'The best books, reviewed with insight and charm, but without compromise.'
- author Jackie French

Tuesday 16 March 2021

Review: The Dragon and Her Boy

Although I had not read the earlier book, Tiger Heart, there was no difficulty in reading this second which continues the stories of guttersnipes in a London that blends Georgian and Victorian times in a chaotic and colourful adventure.

Stick is a tumbler who performs in the streets with his chums, Spud and Sparrow. At night they take refuge with other street urchins on Pickled Herring Stairs and scratch their meagre livings as best they can. Usually, the Bartholomew Fair would be an occasion where there is money to be made easily but there is something very amiss (or more than usual) with the streets of London. 

After weeks of stifling heat which has created the ‘great stink’ it now seems the very ground is breaking up beneath the citizens’ feet. 

After a violent tremor, Stick realises that both Spud and Sparrow have disappeared, and he is determined to find them. 

Following his instinct to squeeze inside an almost hidden fissure in the street, Stick is horrified to find himself face to face with a real live dragon.

The ancient and very curmudgeonly beast is stuck and in pain, and while Stick is very reluctant to do so, he helps her to safety as he pieces together the other mysterious happenings in the street. His glimpse of a very unsavoury man just prior to his friends’ disappearance has him trembling as he fights to repress memories from six years earlier. The dragon’s story, as it unfolds, implicate this person more and more into the weirdness that has enveloped London and Stick realises that it is going to be up to him to save not only his friends, along with other missing children, but also the old dragon.

The plot twists and turns with many intersections between Stick’s past and present while all the time he and the dragon form a bond that will be measured by selfless love.

This is a vibrant and rollicking adventure filled with glorious descriptions of the lives and world of the gutterlings. The villains are very nasty indeed and the ragged children all valiant and game to take them on leading to a highly satisfactory conclusion.

Stick’s secret and his repressed memory are laid bare for all to see but to a good end, and able readers will thoroughly enjoy this excursion into an imagined history where children were often left to fend for themselves as the victims of an oblivious society. Thoughtfully the author has included a glossary which explains the use of the quaint and colourful vernacular used throughout.

All in all, it is a wonderful expression of loyalty and true friendship in which evil is vanquished and justice upheld and readers in Upper Primary onwards would very much enjoy it.
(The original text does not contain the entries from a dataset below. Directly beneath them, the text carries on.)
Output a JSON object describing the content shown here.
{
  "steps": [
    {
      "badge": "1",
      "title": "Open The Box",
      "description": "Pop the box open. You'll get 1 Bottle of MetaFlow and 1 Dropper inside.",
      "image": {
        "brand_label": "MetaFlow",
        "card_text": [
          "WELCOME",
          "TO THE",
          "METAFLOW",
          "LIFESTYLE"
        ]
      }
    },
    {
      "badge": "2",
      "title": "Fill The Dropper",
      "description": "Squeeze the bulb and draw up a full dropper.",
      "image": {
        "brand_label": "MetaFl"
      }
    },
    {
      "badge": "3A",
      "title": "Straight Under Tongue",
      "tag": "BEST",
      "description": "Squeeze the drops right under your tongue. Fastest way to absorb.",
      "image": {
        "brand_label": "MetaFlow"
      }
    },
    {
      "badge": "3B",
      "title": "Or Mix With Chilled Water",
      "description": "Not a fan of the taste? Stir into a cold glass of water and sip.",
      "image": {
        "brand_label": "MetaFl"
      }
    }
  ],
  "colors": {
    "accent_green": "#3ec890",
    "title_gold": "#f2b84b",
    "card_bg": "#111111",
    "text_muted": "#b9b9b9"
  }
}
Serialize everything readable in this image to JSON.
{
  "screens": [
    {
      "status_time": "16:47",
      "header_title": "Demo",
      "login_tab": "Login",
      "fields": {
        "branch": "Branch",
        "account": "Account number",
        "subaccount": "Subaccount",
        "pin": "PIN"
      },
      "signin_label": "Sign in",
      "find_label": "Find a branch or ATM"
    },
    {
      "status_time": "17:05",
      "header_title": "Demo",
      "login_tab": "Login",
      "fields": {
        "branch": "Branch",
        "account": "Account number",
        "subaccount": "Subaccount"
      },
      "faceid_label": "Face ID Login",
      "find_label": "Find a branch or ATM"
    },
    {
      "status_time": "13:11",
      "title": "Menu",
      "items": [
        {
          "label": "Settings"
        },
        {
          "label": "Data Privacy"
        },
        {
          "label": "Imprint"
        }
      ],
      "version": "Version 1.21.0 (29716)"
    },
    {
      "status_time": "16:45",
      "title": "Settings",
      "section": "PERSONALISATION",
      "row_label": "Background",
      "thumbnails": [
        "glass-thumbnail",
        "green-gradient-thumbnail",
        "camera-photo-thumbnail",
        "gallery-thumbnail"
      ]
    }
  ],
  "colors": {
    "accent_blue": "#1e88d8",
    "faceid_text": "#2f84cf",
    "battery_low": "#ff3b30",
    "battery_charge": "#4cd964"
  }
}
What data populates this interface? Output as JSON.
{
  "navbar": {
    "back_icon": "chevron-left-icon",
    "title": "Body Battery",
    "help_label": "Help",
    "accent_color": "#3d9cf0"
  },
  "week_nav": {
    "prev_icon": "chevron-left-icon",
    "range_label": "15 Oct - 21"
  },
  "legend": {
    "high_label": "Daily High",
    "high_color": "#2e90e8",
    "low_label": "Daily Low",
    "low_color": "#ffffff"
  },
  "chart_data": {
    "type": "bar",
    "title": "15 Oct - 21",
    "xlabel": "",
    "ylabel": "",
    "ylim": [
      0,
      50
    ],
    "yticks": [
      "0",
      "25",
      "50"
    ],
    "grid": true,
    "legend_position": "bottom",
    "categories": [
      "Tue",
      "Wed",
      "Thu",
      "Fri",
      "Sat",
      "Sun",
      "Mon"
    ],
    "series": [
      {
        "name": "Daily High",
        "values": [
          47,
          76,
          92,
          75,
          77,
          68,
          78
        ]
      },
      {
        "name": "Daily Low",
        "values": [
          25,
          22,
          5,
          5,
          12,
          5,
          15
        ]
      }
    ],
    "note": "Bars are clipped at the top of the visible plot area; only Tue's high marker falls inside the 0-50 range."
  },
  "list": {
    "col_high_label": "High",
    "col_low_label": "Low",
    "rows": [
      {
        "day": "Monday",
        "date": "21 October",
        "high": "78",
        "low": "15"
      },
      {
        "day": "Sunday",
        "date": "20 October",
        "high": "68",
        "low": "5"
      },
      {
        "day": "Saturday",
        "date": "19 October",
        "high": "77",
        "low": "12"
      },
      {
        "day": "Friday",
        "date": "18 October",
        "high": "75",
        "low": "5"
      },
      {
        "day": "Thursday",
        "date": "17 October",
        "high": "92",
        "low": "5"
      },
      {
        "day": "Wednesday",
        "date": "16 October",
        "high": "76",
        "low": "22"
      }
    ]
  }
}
Title: The Dragon and Her Boy
Author: Penny Chrimes
Publisher: Hachette, $15.99
Publication Date: February 2021
Format: Paperback
ISBN: 9781510107120
For ages: 10+
Type: Middle Grade Fiction